What could Cambria compromise mean?
Thank you for your Editor's Notes, “If I were Santa...” (Dec. 17). If Santa’s elves can’t get “a nice, big round table” done by this December, I’ll bet they’d be more than happy to work on it early in the new year.
Cambrians do have so many interests: “environmental, tourist, retail, arts, education and other.” Our passions engage religion, culture, recreation, financial security. We wonder about low income, domestic violence, racist slurs, species extinction.
Maybe Santa would moderate discussions at the round table, or someone else so kind and objective that similarities in differences could be readily, peacefully highlighted.
Never miss a local story.
Here’s a theme for the gatherings around the table. What should community and compromise mean here in Cambria? The first session could focus on...?
Elizabeth Bettenhausen, Cambria
Health issues and water quality
The recent Cambria Community Services District Water “Confidence” Report included information about how lead levels in Cambria drinking water exceed State Action Levels and Preliminary Health Goals, and Chrome VI (“hexavalent,” think Erin Brokovich and Hinkley, Calif.) levels in Cambria drinking water exceeds Preliminary Health Goals. Also, of significance is that both lead and Chrome VI are on the California Proposition 65 list of known carcinogens.
Until this recent report, I am unaware of Cambria drinking water being a health hazard, and it was not during my tenure as an elected board member in the late ’90s. Previously, any potential water quality issues were managed with treatment and blending to eliminate health hazards.
So instead of Cambrians receiving a notice from the district about the health risk of drinking Cambria drinking water and a plan to correct it, Cambrian ratepayers receive a notice of rate increase and no plan to correct. So apparently we are being asked to pay more for poorer quality water that carries a health risk.
I have chosen to protest the rate increase and hope to force better management of the Cambria CSD.
Lou Blanck, Cambria
Praise for Macedo’s Culinary Corner

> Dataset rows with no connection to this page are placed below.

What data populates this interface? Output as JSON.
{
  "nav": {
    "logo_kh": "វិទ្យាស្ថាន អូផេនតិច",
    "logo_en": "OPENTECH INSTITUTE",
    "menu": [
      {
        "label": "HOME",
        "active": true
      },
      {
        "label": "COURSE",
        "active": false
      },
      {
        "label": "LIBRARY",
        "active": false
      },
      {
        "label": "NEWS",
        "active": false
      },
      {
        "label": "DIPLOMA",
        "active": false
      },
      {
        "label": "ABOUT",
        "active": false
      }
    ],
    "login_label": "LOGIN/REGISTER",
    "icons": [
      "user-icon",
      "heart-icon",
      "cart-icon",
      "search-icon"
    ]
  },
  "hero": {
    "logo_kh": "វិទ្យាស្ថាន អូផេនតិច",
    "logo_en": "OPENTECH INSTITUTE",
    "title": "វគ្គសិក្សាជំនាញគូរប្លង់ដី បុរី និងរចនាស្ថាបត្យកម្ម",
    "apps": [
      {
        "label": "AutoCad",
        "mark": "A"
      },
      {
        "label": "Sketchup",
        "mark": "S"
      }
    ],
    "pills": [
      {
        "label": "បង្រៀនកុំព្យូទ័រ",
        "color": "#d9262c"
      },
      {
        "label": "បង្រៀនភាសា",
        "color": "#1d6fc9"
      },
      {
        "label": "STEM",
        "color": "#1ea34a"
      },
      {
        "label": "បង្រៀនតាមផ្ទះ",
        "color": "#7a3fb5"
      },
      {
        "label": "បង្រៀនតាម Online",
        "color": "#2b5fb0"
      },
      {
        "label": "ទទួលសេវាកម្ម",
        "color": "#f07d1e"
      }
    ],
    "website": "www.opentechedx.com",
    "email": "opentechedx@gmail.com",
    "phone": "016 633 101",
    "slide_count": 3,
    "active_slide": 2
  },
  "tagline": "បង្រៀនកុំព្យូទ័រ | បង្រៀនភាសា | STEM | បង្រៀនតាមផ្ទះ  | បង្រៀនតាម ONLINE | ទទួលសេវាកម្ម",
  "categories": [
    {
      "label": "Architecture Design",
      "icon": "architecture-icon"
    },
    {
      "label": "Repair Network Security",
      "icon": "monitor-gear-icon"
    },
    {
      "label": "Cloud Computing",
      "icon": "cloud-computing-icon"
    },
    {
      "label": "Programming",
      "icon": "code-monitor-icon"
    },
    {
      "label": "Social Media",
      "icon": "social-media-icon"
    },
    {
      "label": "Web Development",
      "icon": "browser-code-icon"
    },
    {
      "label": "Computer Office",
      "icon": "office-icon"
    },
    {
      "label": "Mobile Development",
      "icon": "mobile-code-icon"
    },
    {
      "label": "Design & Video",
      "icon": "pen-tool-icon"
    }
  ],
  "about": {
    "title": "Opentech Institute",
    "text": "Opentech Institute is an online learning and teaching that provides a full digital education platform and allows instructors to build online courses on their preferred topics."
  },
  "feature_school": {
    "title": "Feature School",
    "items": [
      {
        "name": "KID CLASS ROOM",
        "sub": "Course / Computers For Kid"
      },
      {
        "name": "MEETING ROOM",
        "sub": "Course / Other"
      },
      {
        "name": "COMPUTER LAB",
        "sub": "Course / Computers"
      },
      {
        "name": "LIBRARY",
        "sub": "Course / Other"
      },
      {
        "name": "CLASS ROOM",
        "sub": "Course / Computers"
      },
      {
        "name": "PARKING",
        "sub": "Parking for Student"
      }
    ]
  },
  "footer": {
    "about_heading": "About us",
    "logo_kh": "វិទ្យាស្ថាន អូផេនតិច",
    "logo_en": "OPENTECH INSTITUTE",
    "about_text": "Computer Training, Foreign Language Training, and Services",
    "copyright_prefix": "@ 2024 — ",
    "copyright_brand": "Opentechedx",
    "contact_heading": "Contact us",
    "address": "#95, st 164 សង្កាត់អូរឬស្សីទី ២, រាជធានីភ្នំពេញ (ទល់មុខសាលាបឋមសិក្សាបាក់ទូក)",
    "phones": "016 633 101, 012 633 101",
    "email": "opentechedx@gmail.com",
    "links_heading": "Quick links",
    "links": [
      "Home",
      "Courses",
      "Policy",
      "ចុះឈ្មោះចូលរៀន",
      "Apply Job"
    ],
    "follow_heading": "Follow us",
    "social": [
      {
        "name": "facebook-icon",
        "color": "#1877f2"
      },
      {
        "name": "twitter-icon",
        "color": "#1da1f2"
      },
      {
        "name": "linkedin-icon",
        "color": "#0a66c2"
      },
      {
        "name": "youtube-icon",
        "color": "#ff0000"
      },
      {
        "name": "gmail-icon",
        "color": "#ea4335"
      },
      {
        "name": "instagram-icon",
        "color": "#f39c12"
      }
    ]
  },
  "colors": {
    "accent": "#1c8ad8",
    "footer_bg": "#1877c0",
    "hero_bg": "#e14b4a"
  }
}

As a longtime subscriber to the The Cambrian and a part-time Cambrian, I have followed Consuelo Macedo’s Culinary Corner with anticipation. The tales she tells and the recipes she culls from local residents never fail to delight and nourish my enthusiasm for all that is culinary and anthropological. Her original story of the anasazi beans dates back many moons. As a food forager, I was challenged to replenish the “ancient ones” for her. Many more moons ...
Always on the lookout where beans in bulk were sold, I failed to find anasazi. OK, on with the search ... engine that is. With a few clicks and a clack or two, I found them online in Colorado. Greeting Consuelo at Cambria Historical Society events over the past year as Steve and I transitioned to “La Casita,” our small but comfortable cottage we had been weekending in for 30 years, I promised to share my bounty of beans with her. It finally happened last October.
Devouring the Culinary Corner in the Nov. 19 issue, I was thrilled that Consuelo mentioned the anasazi beans that “Nancy Allen, Cambrian” had gifted her. I had arrived!
After recently returning from a week in Cuba on a cultural exchange program, I am motivated to experiment with black beans, peppers, and spices Cubano style in my “one-butt” kitchen. Kudos to Consuelo and the Culinary Corner for inspiration.
And another thing, Consuelo, I’ve written up “The Brisket” recipe I promised you last October.
I won’t take a year to deliver it. It’s on the record.
Nancy Allen, Cambria